Gender and Oversight: new guidance notes for managers, policymakers and practitioners

06/05/2014 @ 09:41
by Megan Bastick

Why focus on gender and oversight?  DCAF has been working on - and producing resources to support - the integration of gender perspectives in the security sector for almost a decade. You are probably familiar with the DCAF, OSCE-ODIHR, UN-INSTRAW Gender and Security Sector Reform Toolkit, and with the Gender Self Assessment Guide.

Too often, a police force or armed force makes a policy commitment to gender, but doesn’t follow though in implementation. Internal systems and structures don’t adapt. Progress is not tracked. There is no external accountability. This is why we decided to focus on integrating gender into bothinternal oversightwithin police and armed forces, and intoexternal oversightof security sector institutions.

The result is three new gender and SSR guidance notes, on:

Integrating Gender into Internal Police Oversight (http://www.dcaf.ch/Publications/Integrating-Gender-into-Internal-Police-Oversight)

Integrating a Gender Perspective into Internal Oversight within Armed Forces (http://www.dcaf.ch/Publications/Integrating-a-Gender-Perspective-into-Internal-Oversight-within-Armed-Forces)

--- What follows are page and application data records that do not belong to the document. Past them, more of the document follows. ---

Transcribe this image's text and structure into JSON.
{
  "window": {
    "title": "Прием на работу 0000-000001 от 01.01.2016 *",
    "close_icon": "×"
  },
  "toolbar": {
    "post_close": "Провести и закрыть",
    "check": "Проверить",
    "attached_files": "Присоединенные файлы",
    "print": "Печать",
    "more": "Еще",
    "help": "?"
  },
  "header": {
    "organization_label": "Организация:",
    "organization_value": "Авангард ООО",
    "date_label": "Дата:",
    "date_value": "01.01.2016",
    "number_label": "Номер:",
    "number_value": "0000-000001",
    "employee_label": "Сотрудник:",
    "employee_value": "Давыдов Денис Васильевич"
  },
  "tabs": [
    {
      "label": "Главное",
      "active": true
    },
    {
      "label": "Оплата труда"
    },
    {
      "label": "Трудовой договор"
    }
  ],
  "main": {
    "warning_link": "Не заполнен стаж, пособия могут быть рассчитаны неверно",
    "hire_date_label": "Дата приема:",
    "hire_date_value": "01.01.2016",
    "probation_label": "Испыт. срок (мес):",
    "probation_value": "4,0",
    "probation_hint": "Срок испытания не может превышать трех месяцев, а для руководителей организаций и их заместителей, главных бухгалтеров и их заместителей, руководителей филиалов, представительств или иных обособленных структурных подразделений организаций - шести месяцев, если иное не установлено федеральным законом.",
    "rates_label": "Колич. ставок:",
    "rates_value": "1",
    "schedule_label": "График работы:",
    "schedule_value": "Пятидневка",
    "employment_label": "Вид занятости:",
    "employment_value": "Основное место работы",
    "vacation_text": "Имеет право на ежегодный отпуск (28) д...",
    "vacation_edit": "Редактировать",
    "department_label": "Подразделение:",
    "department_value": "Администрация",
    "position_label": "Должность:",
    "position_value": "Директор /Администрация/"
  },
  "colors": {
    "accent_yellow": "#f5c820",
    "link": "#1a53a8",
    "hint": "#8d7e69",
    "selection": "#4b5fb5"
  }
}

Integrating Gender into Oversight of the Security Sector by Ombuds Institutions & National Human Rights Institutions (http://www.dcaf.ch/Publications/Integrating-Gender-into-Oversight-of-the-Security-Sector-by-Ombuds-Institutions-National-Human-Rights-Institutions)

OK – not the catchiest titles in the world, but the content is concrete, practical, and littered with useful checklists and examples.

The guidance notes were developed collaboratively by DCAF, OSCE ODIHR and the OSCE Gender Section supported by the Swiss Agency for Development & Cooperation. They are based upon desk research, interviews, and expert input from acting and former police and armed forces personnel, acting and former ombudspersons, academics, consultants and ministerial staff from: Australia, Canada, the Czech Republic, Finland, Georgia, Liberia, the Republic of Ireland, the Netherlands, Serbia, Spain, Sweden, Switzerland, Tajikistan, the United Kingdom and the United States.

They are particularly grounded upon good practice within OSCE participating states. We found some really exciting examples, like the strategies used  by Georgia’s Public Defender’s Office to proactively enable complaints concerning gender equality; the practice of the Norwegian armed forces’ ombudsman of meeting with local women’s NGOs in Afghanistan; integration of equality issues within police performance evaluation in Britain; tools for commanders to prevent sexual assault within the US military; and an observatory dedicated to gender and equality issues within the Spanish military.

From this wealth of experience, the guidance notes distil systems and processes needed to ensure that gender issues are integrated both in personnel management, and in operations. From learning lessons on missions, to preventing sexual harassment, to monitoring performance in responding to domestic abuse, the guidance notes aim to help police and armed forces realise the benefits of integrating gender. They show oversight bodies how they can be an effective gender watchdog, for example, through examining gender issues on site visits. The guidance notes include a basic self assessment table, listing key questions and data to be collected.

We are launching the notes today, first in English, with Russian, French and Bosnian translations in the pipeline.

Do you have any examples of good practice in integrating gender in security sector oversight that you can share?

08/07/2014 @ 10:04
by Azra Avdagic

Dear Megan,

These guidance notes do a great job at addressing a gap in documentation on successful initiatives taken to address gender issues within the security sector. 

In terms of oversight, what immediately comes to mind is civil society and their engagement with security sector institutions. CSOs can play a major role in holding security sector institutions accountable to legislation on gender equality, both national and international. For example, the Nigerian government established an Inter Ministerial Committee on Gender and Peace with members from the military, police, ministries and departments and CSOs. The initiative notes that women CSO participation was increased in the SSR and peace building process, and that dialogue was improved between CSOs and government.

Strengthening such links opens opportunities for exchange of knowledge and ideas, and is successfully integrating gender into security sector oversight. 

Thank you for sharing these guidance notes.

Best wishes,

Azra